## Task to complete
Please say how many lines in the records below contain the word "patient". Give only the number.

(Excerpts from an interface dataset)
####################

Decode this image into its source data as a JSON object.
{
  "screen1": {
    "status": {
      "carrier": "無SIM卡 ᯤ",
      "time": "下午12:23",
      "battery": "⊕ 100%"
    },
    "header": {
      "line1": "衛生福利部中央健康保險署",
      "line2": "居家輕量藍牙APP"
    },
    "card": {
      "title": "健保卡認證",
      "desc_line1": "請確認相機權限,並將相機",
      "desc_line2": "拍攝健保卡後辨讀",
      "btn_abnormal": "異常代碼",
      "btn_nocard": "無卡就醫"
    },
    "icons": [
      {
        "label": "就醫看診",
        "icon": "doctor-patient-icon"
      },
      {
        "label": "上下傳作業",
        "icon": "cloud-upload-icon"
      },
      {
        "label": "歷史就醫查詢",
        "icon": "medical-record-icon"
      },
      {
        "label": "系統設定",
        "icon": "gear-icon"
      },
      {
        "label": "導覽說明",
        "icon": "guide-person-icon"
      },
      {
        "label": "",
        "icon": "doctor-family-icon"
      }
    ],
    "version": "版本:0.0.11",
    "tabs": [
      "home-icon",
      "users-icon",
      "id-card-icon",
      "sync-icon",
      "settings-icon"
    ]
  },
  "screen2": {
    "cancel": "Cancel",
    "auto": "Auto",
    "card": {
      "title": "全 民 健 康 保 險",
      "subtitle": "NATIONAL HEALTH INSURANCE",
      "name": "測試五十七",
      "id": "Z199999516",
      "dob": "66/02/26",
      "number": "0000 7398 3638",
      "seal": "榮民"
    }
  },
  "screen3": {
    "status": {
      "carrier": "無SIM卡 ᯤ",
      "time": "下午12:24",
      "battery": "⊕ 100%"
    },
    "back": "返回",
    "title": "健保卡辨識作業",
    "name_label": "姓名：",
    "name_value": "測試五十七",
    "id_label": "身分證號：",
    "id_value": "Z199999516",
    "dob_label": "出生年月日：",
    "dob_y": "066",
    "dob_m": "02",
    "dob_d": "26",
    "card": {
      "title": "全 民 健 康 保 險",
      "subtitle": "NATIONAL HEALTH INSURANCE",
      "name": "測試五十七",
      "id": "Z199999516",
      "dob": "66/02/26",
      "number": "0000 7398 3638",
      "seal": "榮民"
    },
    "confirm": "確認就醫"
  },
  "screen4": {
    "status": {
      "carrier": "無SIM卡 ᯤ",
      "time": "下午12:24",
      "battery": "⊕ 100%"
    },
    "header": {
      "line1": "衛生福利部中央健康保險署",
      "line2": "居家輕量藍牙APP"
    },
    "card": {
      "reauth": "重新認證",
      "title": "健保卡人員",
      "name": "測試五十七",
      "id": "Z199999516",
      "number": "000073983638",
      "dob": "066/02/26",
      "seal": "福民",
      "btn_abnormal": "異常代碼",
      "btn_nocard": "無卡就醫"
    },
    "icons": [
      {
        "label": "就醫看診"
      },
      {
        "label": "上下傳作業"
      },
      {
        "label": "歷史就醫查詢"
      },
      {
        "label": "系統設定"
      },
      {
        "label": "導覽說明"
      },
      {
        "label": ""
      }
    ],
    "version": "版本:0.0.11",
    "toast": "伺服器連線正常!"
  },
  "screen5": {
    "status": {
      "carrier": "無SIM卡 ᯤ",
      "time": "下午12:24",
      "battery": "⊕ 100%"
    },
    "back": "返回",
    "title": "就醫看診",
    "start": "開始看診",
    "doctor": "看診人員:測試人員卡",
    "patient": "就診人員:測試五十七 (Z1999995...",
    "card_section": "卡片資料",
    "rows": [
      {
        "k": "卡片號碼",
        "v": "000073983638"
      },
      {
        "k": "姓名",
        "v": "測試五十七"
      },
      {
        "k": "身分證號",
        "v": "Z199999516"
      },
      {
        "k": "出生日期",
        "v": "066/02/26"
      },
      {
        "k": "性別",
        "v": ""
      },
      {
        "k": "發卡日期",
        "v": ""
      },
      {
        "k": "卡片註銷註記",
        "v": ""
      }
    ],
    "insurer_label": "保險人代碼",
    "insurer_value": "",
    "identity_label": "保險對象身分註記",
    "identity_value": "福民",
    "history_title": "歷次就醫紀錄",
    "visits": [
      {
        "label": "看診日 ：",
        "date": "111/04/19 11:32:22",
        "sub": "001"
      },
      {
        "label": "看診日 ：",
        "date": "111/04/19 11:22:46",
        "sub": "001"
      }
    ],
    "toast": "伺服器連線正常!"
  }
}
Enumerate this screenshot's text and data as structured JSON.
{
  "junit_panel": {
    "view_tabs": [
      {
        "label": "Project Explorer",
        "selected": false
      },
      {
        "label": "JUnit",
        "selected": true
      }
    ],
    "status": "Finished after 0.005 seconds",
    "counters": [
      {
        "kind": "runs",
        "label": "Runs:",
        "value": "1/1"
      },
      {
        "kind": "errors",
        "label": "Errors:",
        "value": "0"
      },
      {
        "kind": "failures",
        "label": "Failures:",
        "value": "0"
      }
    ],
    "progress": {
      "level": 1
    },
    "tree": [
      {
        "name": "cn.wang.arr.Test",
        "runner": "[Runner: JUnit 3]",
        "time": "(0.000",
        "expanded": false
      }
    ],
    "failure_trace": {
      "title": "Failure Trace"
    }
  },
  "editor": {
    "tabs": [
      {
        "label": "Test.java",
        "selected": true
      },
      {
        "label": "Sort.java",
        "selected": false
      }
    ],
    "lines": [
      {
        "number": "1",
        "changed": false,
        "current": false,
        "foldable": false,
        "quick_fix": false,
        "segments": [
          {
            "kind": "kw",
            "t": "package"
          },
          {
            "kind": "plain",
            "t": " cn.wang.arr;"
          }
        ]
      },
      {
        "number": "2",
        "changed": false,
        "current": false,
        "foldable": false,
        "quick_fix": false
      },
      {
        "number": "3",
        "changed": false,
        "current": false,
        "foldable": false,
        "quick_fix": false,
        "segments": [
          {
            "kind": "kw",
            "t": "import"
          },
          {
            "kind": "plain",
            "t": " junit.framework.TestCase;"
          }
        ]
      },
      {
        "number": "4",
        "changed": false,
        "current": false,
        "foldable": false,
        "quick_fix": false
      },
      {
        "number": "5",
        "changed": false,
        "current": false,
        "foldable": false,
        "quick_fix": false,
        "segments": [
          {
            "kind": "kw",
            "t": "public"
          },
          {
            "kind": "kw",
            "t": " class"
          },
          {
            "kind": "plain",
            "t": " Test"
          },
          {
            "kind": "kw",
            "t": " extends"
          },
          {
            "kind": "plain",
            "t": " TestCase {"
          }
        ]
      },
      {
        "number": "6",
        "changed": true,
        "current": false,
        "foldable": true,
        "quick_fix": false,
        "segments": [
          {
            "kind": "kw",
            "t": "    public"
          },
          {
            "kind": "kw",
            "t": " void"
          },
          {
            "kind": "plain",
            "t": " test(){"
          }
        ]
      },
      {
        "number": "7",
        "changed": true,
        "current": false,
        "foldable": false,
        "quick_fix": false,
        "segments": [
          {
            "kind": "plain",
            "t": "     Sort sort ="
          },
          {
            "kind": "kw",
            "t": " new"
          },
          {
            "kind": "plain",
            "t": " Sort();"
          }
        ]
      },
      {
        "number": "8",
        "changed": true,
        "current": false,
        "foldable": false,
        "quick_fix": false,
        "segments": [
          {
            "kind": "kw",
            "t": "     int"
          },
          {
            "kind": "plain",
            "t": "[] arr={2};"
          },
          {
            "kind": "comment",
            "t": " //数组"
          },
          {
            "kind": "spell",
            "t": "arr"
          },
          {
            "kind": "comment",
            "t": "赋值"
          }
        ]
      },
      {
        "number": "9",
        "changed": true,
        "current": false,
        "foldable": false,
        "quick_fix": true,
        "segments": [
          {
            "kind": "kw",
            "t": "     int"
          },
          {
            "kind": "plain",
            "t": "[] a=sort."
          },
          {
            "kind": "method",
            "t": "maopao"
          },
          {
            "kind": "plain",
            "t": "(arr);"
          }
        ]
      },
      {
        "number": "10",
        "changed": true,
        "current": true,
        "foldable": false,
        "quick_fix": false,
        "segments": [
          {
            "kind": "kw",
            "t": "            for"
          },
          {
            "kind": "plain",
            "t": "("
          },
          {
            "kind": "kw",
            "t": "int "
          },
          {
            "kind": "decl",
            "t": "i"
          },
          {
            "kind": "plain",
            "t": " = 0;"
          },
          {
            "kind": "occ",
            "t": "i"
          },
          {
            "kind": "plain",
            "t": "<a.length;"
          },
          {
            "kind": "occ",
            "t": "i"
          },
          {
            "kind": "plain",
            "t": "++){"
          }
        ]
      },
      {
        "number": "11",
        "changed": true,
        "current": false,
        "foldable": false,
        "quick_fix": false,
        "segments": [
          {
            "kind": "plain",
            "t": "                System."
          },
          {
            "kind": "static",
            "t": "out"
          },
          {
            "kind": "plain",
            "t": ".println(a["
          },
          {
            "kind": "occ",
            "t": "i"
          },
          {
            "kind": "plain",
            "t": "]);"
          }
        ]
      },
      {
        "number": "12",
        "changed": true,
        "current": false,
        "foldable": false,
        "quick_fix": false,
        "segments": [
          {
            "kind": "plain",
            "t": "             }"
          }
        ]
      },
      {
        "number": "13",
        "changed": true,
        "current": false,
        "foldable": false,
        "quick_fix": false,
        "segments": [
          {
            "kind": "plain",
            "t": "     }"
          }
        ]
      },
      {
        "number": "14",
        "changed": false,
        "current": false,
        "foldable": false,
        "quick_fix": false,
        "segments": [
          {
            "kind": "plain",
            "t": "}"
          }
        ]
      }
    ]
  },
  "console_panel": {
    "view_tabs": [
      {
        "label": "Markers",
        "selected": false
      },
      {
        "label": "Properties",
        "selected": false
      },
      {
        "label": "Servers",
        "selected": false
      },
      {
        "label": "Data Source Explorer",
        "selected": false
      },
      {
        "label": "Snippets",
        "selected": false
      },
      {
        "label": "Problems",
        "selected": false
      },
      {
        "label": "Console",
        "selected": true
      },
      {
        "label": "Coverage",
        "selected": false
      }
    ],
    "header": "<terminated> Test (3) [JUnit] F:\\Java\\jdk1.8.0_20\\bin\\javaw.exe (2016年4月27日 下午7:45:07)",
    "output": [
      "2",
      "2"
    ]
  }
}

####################

## Exercise response
2